--- INFORMATION ---

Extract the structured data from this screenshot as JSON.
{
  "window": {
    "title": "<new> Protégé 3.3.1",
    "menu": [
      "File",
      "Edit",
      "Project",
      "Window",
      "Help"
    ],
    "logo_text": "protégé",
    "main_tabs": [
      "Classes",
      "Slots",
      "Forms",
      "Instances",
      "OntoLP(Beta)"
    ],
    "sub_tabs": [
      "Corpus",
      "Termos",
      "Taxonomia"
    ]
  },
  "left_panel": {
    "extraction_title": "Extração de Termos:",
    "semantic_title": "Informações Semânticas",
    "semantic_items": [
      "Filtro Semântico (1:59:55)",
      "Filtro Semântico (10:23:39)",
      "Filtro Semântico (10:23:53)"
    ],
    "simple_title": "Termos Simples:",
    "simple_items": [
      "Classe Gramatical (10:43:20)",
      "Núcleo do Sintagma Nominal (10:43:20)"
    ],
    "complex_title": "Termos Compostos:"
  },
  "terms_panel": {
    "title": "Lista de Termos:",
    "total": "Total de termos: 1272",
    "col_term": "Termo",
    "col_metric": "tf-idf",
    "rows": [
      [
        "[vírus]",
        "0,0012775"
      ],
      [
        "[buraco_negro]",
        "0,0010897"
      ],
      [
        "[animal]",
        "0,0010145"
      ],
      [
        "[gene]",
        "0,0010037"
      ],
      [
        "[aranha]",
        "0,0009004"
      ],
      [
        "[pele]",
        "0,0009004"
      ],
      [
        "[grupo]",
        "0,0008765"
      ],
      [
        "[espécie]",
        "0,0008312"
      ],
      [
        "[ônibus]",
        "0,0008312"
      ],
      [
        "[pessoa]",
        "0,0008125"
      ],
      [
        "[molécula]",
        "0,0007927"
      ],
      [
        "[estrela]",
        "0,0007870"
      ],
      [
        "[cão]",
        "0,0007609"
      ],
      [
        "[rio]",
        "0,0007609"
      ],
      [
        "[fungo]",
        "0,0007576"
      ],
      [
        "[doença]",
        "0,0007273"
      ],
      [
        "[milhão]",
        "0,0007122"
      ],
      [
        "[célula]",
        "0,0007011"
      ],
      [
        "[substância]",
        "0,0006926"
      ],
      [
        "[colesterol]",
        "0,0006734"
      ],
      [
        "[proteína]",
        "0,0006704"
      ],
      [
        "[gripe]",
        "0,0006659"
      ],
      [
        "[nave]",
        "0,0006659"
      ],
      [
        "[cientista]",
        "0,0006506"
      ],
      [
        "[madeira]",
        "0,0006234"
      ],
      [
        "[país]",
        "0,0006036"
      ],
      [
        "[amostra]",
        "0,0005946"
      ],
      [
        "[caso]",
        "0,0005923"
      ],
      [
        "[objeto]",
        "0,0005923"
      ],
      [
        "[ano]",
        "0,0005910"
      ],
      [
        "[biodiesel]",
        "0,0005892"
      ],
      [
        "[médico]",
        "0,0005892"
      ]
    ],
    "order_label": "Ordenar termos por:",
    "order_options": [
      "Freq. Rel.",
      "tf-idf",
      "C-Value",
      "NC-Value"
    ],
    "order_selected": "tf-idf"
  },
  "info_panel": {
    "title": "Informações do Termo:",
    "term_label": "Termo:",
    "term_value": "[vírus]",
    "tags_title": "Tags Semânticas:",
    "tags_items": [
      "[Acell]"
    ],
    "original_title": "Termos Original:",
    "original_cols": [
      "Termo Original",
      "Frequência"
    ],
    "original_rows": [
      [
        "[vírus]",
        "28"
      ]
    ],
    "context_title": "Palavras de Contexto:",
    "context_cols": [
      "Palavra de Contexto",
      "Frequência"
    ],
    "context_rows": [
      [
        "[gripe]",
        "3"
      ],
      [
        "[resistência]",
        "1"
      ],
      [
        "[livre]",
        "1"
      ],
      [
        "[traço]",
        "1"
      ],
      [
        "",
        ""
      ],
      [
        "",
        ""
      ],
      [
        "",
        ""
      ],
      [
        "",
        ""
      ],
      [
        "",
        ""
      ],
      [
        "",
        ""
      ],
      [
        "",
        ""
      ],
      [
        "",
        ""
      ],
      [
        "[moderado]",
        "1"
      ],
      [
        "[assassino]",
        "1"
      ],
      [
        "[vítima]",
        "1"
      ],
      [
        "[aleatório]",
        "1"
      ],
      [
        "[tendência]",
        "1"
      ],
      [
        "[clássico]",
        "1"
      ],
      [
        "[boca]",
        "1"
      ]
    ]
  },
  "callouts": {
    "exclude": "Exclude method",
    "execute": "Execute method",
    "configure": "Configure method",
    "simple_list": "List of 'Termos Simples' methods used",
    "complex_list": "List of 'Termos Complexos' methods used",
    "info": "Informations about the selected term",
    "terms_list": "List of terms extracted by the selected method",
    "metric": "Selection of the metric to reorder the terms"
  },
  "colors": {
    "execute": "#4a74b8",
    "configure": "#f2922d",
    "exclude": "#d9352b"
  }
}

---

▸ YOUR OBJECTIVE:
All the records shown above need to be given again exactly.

▸ SOLUTION FOR THIS EXERCISE:
Extract the structured data from this screenshot as JSON.
{
  "window": {
    "title": "<new> Protégé 3.3.1",
    "menu": [
      "File",
      "Edit",
      "Project",
      "Window",
      "Help"
    ],
    "logo_text": "protégé",
    "main_tabs": [
      "Classes",
      "Slots",
      "Forms",
      "Instances",
      "OntoLP(Beta)"
    ],
    "sub_tabs": [
      "Corpus",
      "Termos",
      "Taxonomia"
    ]
  },
  "left_panel": {
    "extraction_title": "Extração de Termos:",
    "semantic_title": "Informações Semânticas",
    "semantic_items": [
      "Filtro Semântico (1:59:55)",
      "Filtro Semântico (10:23:39)",
      "Filtro Semântico (10:23:53)"
    ],
    "simple_title": "Termos Simples:",
    "simple_items": [
      "Classe Gramatical (10:43:20)",
      "Núcleo do Sintagma Nominal (10:43:20)"
    ],
    "complex_title": "Termos Compostos:"
  },
  "terms_panel": {
    "title": "Lista de Termos:",
    "total": "Total de termos: 1272",
    "col_term": "Termo",
    "col_metric": "tf-idf",
    "rows": [
      [
        "[vírus]",
        "0,0012775"
      ],
      [
        "[buraco_negro]",
        "0,0010897"
      ],
      [
        "[animal]",
        "0,0010145"
      ],
      [
        "[gene]",
        "0,0010037"
      ],
      [
        "[aranha]",
        "0,0009004"
      ],
      [
        "[pele]",
        "0,0009004"
      ],
      [
        "[grupo]",
        "0,0008765"
      ],
      [
        "[espécie]",
        "0,0008312"
      ],
      [
        "[ônibus]",
        "0,0008312"
      ],
      [
        "[pessoa]",
        "0,0008125"
      ],
      [
        "[molécula]",
        "0,0007927"
      ],
      [
        "[estrela]",
        "0,0007870"
      ],
      [
        "[cão]",
        "0,0007609"
      ],
      [
        "[rio]",
        "0,0007609"
      ],
      [
        "[fungo]",
        "0,0007576"
      ],
      [
        "[doença]",
        "0,0007273"
      ],
      [
        "[milhão]",
        "0,0007122"
      ],
      [
        "[célula]",
        "0,0007011"
      ],
      [
        "[substância]",
        "0,0006926"
      ],
      [
        "[colesterol]",
        "0,0006734"
      ],
      [
        "[proteína]",
        "0,0006704"
      ],
      [
        "[gripe]",
        "0,0006659"
      ],
      [
        "[nave]",
        "0,0006659"
      ],
      [
        "[cientista]",
        "0,0006506"
      ],
      [
        "[madeira]",
        "0,0006234"
      ],
      [
        "[país]",
        "0,0006036"
      ],
      [
        "[amostra]",
        "0,0005946"
      ],
      [
        "[caso]",
        "0,0005923"
      ],
      [
        "[objeto]",
        "0,0005923"
      ],
      [
        "[ano]",
        "0,0005910"
      ],
      [
        "[biodiesel]",
        "0,0005892"
      ],
      [
        "[médico]",
        "0,0005892"
      ]
    ],
    "order_label": "Ordenar termos por:",
    "order_options": [
      "Freq. Rel.",
      "tf-idf",
      "C-Value",
      "NC-Value"
    ],
    "order_selected": "tf-idf"
  },
  "info_panel": {
    "title": "Informações do Termo:",
    "term_label": "Termo:",
    "term_value": "[vírus]",
    "tags_title": "Tags Semânticas:",
    "tags_items": [
      "[Acell]"
    ],
    "original_title": "Termos Original:",
    "original_cols": [
      "Termo Original",
      "Frequência"
    ],
    "original_rows": [
      [
        "[vírus]",
        "28"
      ]
    ],
    "context_title": "Palavras de Contexto:",
    "context_cols": [
      "Palavra de Contexto",
      "Frequência"
    ],
    "context_rows": [
      [
        "[gripe]",
        "3"
      ],
      [
        "[resistência]",
        "1"
      ],
      [
        "[livre]",
        "1"
      ],
      [
        "[traço]",
        "1"
      ],
      [
        "",
        ""
      ],
      [
        "",
        ""
      ],
      [
        "",
        ""
      ],
      [
        "",
        ""
      ],
      [
        "",
        ""
      ],
      [
        "",
        ""
      ],
      [
        "",
        ""
      ],
      [
        "",
        ""
      ],
      [
        "[moderado]",
        "1"
      ],
      [
        "[assassino]",
        "1"
      ],
      [
        "[vítima]",
        "1"
      ],
      [
        "[aleatório]",
        "1"
      ],
      [
        "[tendência]",
        "1"
      ],
      [
        "[clássico]",
        "1"
      ],
      [
        "[boca]",
        "1"
      ]
    ]
  },
  "callouts": {
    "exclude": "Exclude method",
    "execute": "Execute method",
    "configure": "Configure method",
    "simple_list": "List of 'Termos Simples' methods used",
    "complex_list": "List of 'Termos Complexos' methods used",
    "info": "Informations about the selected term",
    "terms_list": "List of terms extracted by the selected method",
    "metric": "Selection of the metric to reorder the terms"
  },
  "colors": {
    "execute": "#4a74b8",
    "configure": "#f2922d",
    "exclude": "#d9352b"
  }
}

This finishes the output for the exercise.